RN and Ordaz at Lake Amistad

RN and Ordaz one year ago at Lake Amistad.

Trip to Mexico001

President Nixon was treated to a very warm welcome in Mexico one year later, on August 20, 1970.

Many items of bilateral concern lay waiting to be conferred upon, as the geographical bond of the two nations undoubtedly linked the two in economic and political marriage. The United States and Mexico suffered from problems of smuggling across the border–drugs into the United States and merchandise into Mexico. Thus, upon taking office, President Nixon prioritized the need to enhance U.S. and Mexican customs cooperation. Additionally, boundary differences along the Rio Grande and the Colorado River remained to be solved. The United States and Mexico had yet to agree, in the 20th century, on the location of the international boundary from sea to sea. To make matters slightly more controversial, the Mexicans were  unhappy with U.S. water deliveries from the Colorado River, objecting to their degree of salinity. Lastly, the Ordaz administration was concerned with access to U.S. markets for Mexican products, sensing a growing protectionist demeanor in the United States.

Since their last meeting, progress had been made on the substantive issues. But healthy relations called for more progress. For President Nixon, the purpose of this visit was to:

-establish a plan for a comprehensive settlement of all present and future boundary issues between the United States and Mexico;

-indicate his interest in continuing the tradition of close personal relations between the governments of the two nations;

-show President Ordaz respect as a statesman by reviewing foreign policy issues of the day; and

-express satisfaction and continued cooperation in making progress towards resolving substantive issues.

Below, view a memorandum prepared by President Nixon’s National Security Advisor, Henry Kissinger, highlighting suggested talking points and principle issues to address during RN’s visit to Puerto Vallarta, Mexico.

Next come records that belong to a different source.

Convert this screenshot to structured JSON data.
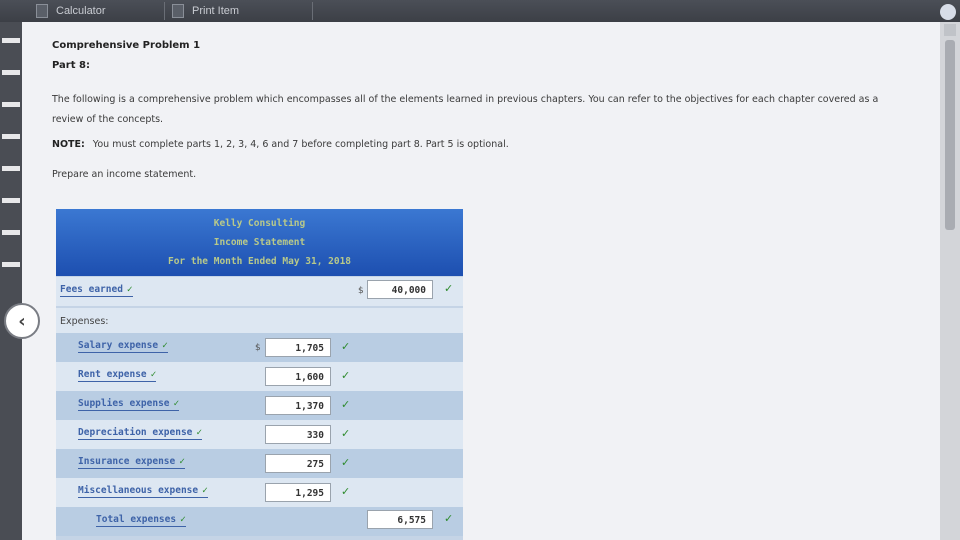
{
  "tabs": [
    {
      "label": "Calculator"
    },
    {
      "label": "Print Item"
    }
  ],
  "problem": {
    "title": "Comprehensive Problem 1",
    "part": "Part 8:",
    "description": "The following is a comprehensive problem which encompasses all of the elements learned in previous chapters. You can refer to the objectives for each chapter covered as a review of the concepts.",
    "note_label": "NOTE:",
    "note_text": "You must complete parts 1, 2, 3, 4, 6 and 7 before completing part 8. Part 5 is optional.",
    "instruction": "Prepare an income statement."
  },
  "statement": {
    "company": "Kelly Consulting",
    "title": "Income Statement",
    "period": "For the Month Ended May 31, 2018",
    "fees_label": "Fees earned",
    "fees_value": "40,000",
    "expenses_label": "Expenses:",
    "currency": "$",
    "check": "✓",
    "expenses": [
      {
        "label": "Salary expense",
        "value": "1,705"
      },
      {
        "label": "Rent expense",
        "value": "1,600"
      },
      {
        "label": "Supplies expense",
        "value": "1,370"
      },
      {
        "label": "Depreciation expense",
        "value": "330"
      },
      {
        "label": "Insurance expense",
        "value": "275"
      },
      {
        "label": "Miscellaneous expense",
        "value": "1,295"
      }
    ],
    "total_label": "Total expenses",
    "total_value": "6,575"
  }
}
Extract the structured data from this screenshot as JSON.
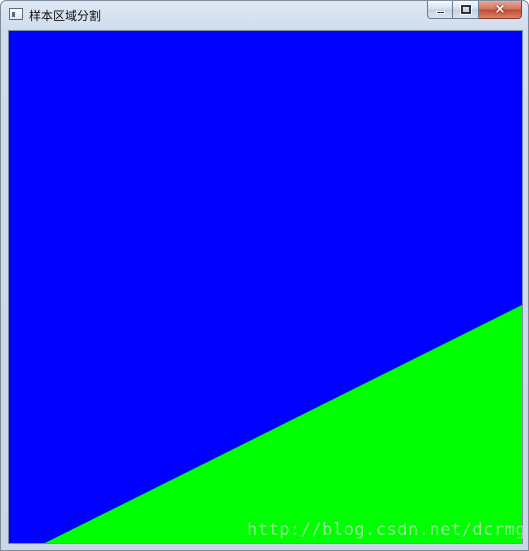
{
  "window": {
    "title": "样本区域分割",
    "caption_buttons": {
      "minimize": "minimize",
      "maximize": "maximize",
      "close": "×"
    }
  },
  "canvas": {
    "regions": [
      {
        "name": "blue-region",
        "color": "#0000ff"
      },
      {
        "name": "green-region",
        "color": "#00ff00"
      }
    ]
  },
  "watermark": "http://blog.csdn.net/dcrmg",
  "colors": {
    "blue": "#0000ff",
    "green": "#00ff00",
    "frame": "#c9d7e8",
    "close_button": "#c04a32"
  }
}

The fruitful discussions between President Nixon and President Ordaz on August 20, 1970 produced an announcement of a final boundary agreement. The U.S.-Mexico Joint Communique, establishing an undisputed boundary, can be viewed below. The Joint Communique also stated that the two Presidents discussed the salinity of the Colorado and the two countries’ continued cooperation in suppressing illicit drug trafficking between the borders.